Not a fairy tale

The third dwarf in the line-up marched diligently behind his brothers out of the mine. It had been a poor day for precious gems, and the bad mood buzzed like a live thing among the eight of them. The third dwarf was unhappy in his own little way as well, dragging his feet like they were encased in cave rocks.

He hated the mines: the bad air and low ceilings and the way the dust crept into your eyes and mouth and nostrils, and no amount of scrubbing and washing could get it all out. He hated the backbreaking labour as well, but most of all, he hated the stones all his brothers seemed to lust for. They were pretty, in a cold clinical way, but he far preferred animals. If it were up to him, he would raise goats in the mountains, high up where the air was fresh and there was never any question of digging, except perhaps in a garden, or while building a fence. He asked Happy about it once, and it caused his brother’s namesake smile to slide off his face. “Dwarves don’t like to grow gardens,” he said, seriously. “Dwarves like to mine.”

The third dwarf didn’t agree, but did not want to broach the subject again.  Instead, he moved his bed out of the main sleeping room, saying that he wanted to light the morning fire from now on without waking the others up. Surprised, they agreed. The third dwarf did light the fires, but after that, he went out behind the house and dug fiercely in the dry little patch of field no one ever used. He planted leftovers from the vegetables they bought at the market on Mondays.

After weeks of trying and failing, however, he decided that maybe his brothers were right. Dwarves were supposed to mine. It did not stop him casting a quick look out the kitchen window later that evening, while they all sat at the table in sullen silence. His brothers were simple dwarves, and their happiness and passion was derived from one source. The third dwarf ignored what little conversation there was, and went to bed early.

The next morning, he lit the kitchen fire as usual and put on the kettle for coffee. As he took down the coffee pot, he glanced out the window. For a moment, he stood, transfixed, and then rushed outside. There, in the midst of his dry earth, a small, but stalwart tomato plant was growing.

The third dwarf went back inside, and finished preparing breakfast.
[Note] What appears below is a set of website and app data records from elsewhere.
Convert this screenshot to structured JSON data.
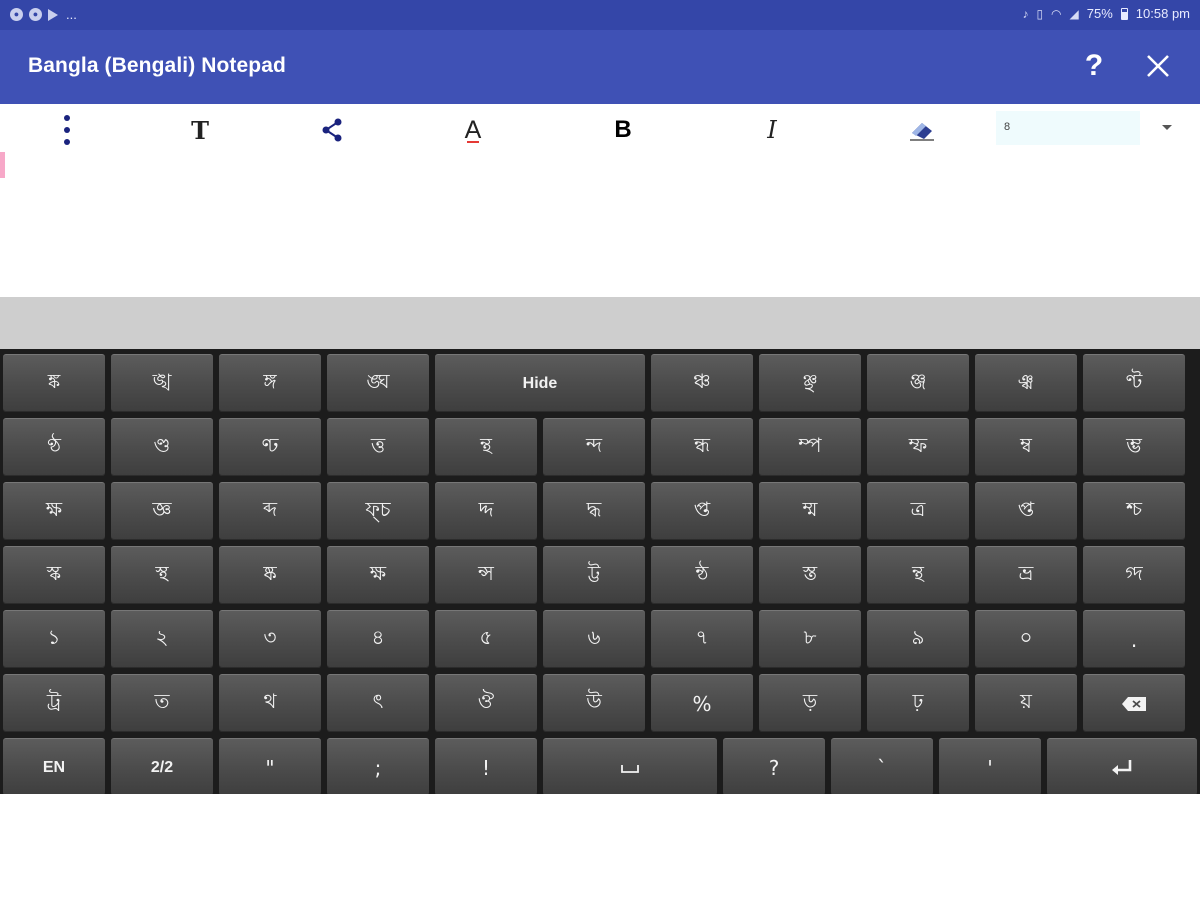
{
  "status_bar": {
    "battery": "75%",
    "time": "10:58 pm",
    "more": "..."
  },
  "app_bar": {
    "title": "Bangla (Bengali) Notepad",
    "help_label": "?"
  },
  "toolbar": {
    "font_button_label": "T",
    "text_color_label": "A",
    "bold_label": "B",
    "italic_label": "I",
    "font_size_value": "8"
  },
  "colors": {
    "status_bar": "#3446a8",
    "app_bar": "#3f51b5",
    "keyboard_bg": "#1c1c1c",
    "key": "#4c4c4c",
    "text_color_underline": "#e53935"
  },
  "keyboard": {
    "rows": [
      [
        "ঙ্ক",
        "ঙ্খ",
        "ঙ্গ",
        "ঙ্ঘ",
        "Hide",
        "ঞ্চ",
        "ঞ্ছ",
        "ঞ্জ",
        "ঞ্ঝ",
        "ণ্ট"
      ],
      [
        "ণ্ঠ",
        "ণ্ড",
        "ণ্ঢ",
        "ত্ত",
        "ন্থ",
        "ন্দ",
        "ন্ধ",
        "ম্প",
        "ম্ফ",
        "ম্ব",
        "ম্ভ"
      ],
      [
        "ক্ষ",
        "জ্ঞ",
        "ব্দ",
        "ফ্চ",
        "দ্দ",
        "দ্ধ",
        "প্ত",
        "ম্ম",
        "ত্র",
        "প্ত",
        "শ্চ"
      ],
      [
        "স্ক",
        "স্থ",
        "ষ্ক",
        "ক্ষ",
        "ন্স",
        "ট্ট",
        "ন্ঠ",
        "স্ত",
        "ন্থ",
        "ভ্র",
        "গ্দ"
      ],
      [
        "১",
        "২",
        "৩",
        "৪",
        "৫",
        "৬",
        "৭",
        "৮",
        "৯",
        "০",
        "."
      ],
      [
        "ট্র",
        "ত",
        "থ",
        "ৎ",
        "ঔ",
        "উ",
        "%",
        "ড়",
        "ঢ়",
        "য়",
        "backspace"
      ],
      [
        "EN",
        "2/2",
        "\"",
        ";",
        "!",
        "space",
        "?",
        "`",
        "'",
        "enter"
      ]
    ]
  }
}
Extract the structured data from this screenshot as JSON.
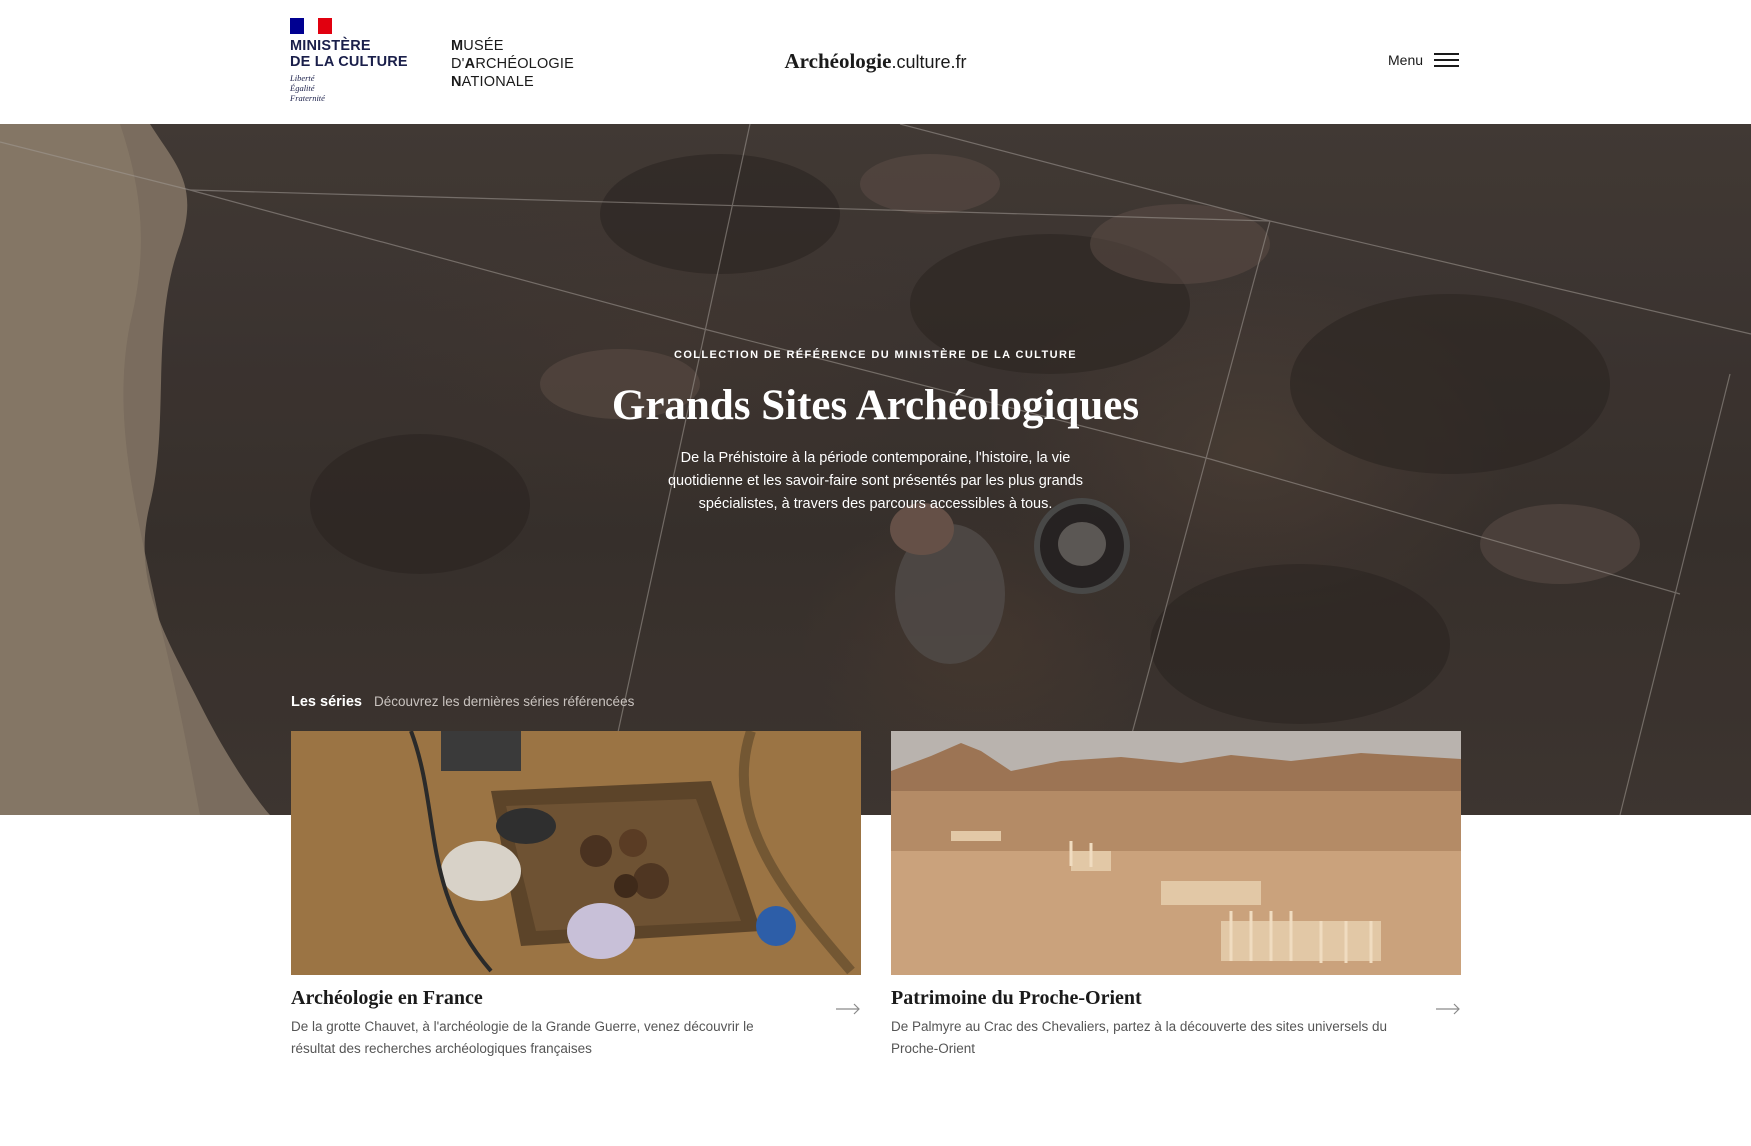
{
  "header": {
    "ministry_name_line1": "MINISTÈRE",
    "ministry_name_line2": "DE LA CULTURE",
    "motto_line1": "Liberté",
    "motto_line2": "Égalité",
    "motto_line3": "Fraternité",
    "museum_line1_initial": "M",
    "museum_line1_rest": "USÉE",
    "museum_line2_pre": "D'",
    "museum_line2_initial": "A",
    "museum_line2_rest": "RCHÉOLOGIE",
    "museum_line3_initial": "N",
    "museum_line3_rest": "ATIONALE",
    "site_logo_main": "Archéologie",
    "site_logo_sub": ".culture.fr",
    "menu_label": "Menu"
  },
  "hero": {
    "eyebrow": "COLLECTION DE RÉFÉRENCE DU MINISTÈRE DE LA CULTURE",
    "title": "Grands Sites Archéologiques",
    "description": "De la Préhistoire à la période contemporaine, l'histoire, la vie quotidienne et les savoir-faire sont présentés par les plus grands spécialistes, à travers des parcours accessibles à tous."
  },
  "series": {
    "title": "Les séries",
    "subtitle": "Découvrez les dernières séries référencées",
    "cards": [
      {
        "title": "Archéologie en France",
        "description": "De la grotte Chauvet, à l'archéologie de la Grande Guerre, venez découvrir le résultat des recherches archéologiques françaises"
      },
      {
        "title": "Patrimoine du Proche-Orient",
        "description": "De Palmyre au Crac des Chevaliers, partez à la découverte des sites universels du Proche-Orient"
      }
    ]
  },
  "colors": {
    "ministry_blue": "#1a1f4a",
    "flag_blue": "#000091",
    "flag_red": "#e1000f",
    "hero_overlay": "#3e3632"
  },
  "icons": [
    "hamburger-menu-icon",
    "arrow-right-icon"
  ]
}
Then he packed up a small bag, and sneaked out the front door, just as the others started stirring. “Seven is better number for dwarves anyway,” he said, “all the books say so.” And he set off for the mountains, a spring in his step.